Simple to use also was the cruise control. Parking sensors come fitted, which are always handy for this size of vehicle. One tiny thing that was missed was electric one touch windows. I am a fan of one touch windows and the FJ let me down. They do come in handy sometimes.
I am of 1 metre 75 tall and I struggled to find a comfortable position with my arms. Maybe any tall Japanese guy generally has longer arms than in the West but the fact is I could not find a completely comfortable driving position due to the steering not having reach. Rake it had but no reach. So if to be any taller you need to have arms like Lima’s or drive with your knees closer to the steering wheel.
One thing I thought to be a little pointless was the on-dash compass, clock and inclinometer. Compass and clock may be of use but no need to be top mounted and the inclinometer, what is the point of having an inclinometer on this model? If anything, the only time you’ll see this move is on exiting the highway and hitting the bends.
There is not much to write home about on the safety features here. Ok the usual Anti-Lock Brakes (ABS) and Stability Control are present. Driver and passenger airbags but that is pretty much it. This is a four wheel drive though and thus the build of the FJ alone will be stronger in frame and chassis. Quite standard really if the car had been nearly 10 years old.

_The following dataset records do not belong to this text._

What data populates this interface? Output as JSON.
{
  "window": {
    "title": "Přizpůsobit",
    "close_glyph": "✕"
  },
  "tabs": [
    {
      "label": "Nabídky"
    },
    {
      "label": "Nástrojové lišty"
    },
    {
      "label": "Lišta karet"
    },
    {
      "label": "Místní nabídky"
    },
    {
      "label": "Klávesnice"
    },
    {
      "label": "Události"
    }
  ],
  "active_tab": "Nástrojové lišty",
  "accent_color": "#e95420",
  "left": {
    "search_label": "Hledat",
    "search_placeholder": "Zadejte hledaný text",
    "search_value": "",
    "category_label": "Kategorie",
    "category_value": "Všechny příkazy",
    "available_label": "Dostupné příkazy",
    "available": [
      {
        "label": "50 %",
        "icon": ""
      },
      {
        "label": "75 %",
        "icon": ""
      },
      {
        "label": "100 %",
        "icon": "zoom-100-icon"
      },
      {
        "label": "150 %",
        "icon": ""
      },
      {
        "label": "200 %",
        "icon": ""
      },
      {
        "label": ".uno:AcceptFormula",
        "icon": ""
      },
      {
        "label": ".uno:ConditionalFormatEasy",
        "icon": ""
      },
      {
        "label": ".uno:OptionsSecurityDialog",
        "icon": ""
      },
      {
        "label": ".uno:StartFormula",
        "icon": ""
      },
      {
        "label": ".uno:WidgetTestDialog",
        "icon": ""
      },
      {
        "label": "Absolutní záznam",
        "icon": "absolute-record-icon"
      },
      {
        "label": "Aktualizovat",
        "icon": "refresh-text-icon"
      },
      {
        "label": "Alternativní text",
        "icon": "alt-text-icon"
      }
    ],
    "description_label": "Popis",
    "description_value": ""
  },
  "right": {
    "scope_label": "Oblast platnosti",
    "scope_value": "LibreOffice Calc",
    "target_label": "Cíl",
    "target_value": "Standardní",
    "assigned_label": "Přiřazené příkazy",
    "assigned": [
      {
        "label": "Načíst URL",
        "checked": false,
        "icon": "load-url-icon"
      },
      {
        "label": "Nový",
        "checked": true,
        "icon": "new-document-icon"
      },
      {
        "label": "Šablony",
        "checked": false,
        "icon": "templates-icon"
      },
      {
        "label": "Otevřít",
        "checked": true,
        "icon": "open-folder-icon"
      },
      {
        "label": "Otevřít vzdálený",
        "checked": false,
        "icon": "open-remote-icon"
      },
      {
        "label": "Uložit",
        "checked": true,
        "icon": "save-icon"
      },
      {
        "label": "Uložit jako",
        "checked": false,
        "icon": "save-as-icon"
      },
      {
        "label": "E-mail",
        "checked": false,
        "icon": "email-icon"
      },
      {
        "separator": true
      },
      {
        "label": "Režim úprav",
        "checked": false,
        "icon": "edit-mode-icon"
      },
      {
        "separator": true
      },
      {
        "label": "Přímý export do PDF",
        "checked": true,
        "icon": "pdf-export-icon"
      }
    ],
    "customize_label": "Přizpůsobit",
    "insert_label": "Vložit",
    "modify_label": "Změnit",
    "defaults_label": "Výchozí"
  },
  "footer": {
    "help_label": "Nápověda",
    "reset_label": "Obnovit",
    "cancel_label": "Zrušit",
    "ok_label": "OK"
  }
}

This is a Limited edition of 200 FJ Cruiser Streets, wearing jewellery and holding a 4.0 litre V6 with 260HP and 271 lb-ft of torque. Where is the V8 Toyota? With all the four wheel drives in the group that have V8 engines and as this will be the last of the FJ, where is the V8? The UAE loves the V8 and this is a ‘Street” version after all.
The 5 speed transmission is extremely smooth. Almost feels like a DSG. It’s so smooth when paired to this engine with its almost equal power and torque. Within the car you get the faint and similar sound of a Porsche note from the back of the car, well I think so anyway.
The car is fitted with an A-Trac system, rear diff lock and has a very manual four wheel drive select but unfortunately this has no real use in this model. Take the car across the tracks and it’s happy, try to take anywhere near the sand and the fact that you don’t want to ruin the 20’s holds you back but the car will rub its belly. Suffice to say I had no further intension of going off the tracks.
As speed goes it is rather frugal for the power. 0-100kph was reached in 8.86 seconds. It pulls clean and without too much effort, while changing gear smoothly.
Anti-lock Brakes (ABS) and stability control are present and the suspension has been lowered. That said though you do not feel the difference in ride from the regular models. This reacts like pretty much any four-wheel drive and will role quite a bit if not careful on the bends but on the whole a very smooth and stable ride.
3.10 seconds. Yes, 3.10 seconds was all it took to stop this two and half ton vehicle and it stopped quite gracefully too. The ABS hardly came into play, which meant maybe there was more braking in the car to be had. It surprised the hell out of me!
Pretty much a stock car, a few bling items on the exterior, no V8 and lowered suspension didn’t make this car as limited as is could be. This is the last of the FJ and Toyota could have sent this car out with a bang, instead it’s more of a pop. I am a fan of the FJ though and would struggle to choose between a Wrangler and this as a car buyer. It makes you feel young and it keeps a smile on your face. For this reason alone, I would rather do with the standard model and be able to enjoy the dunes and the car for its true purpose of existence. Adventure…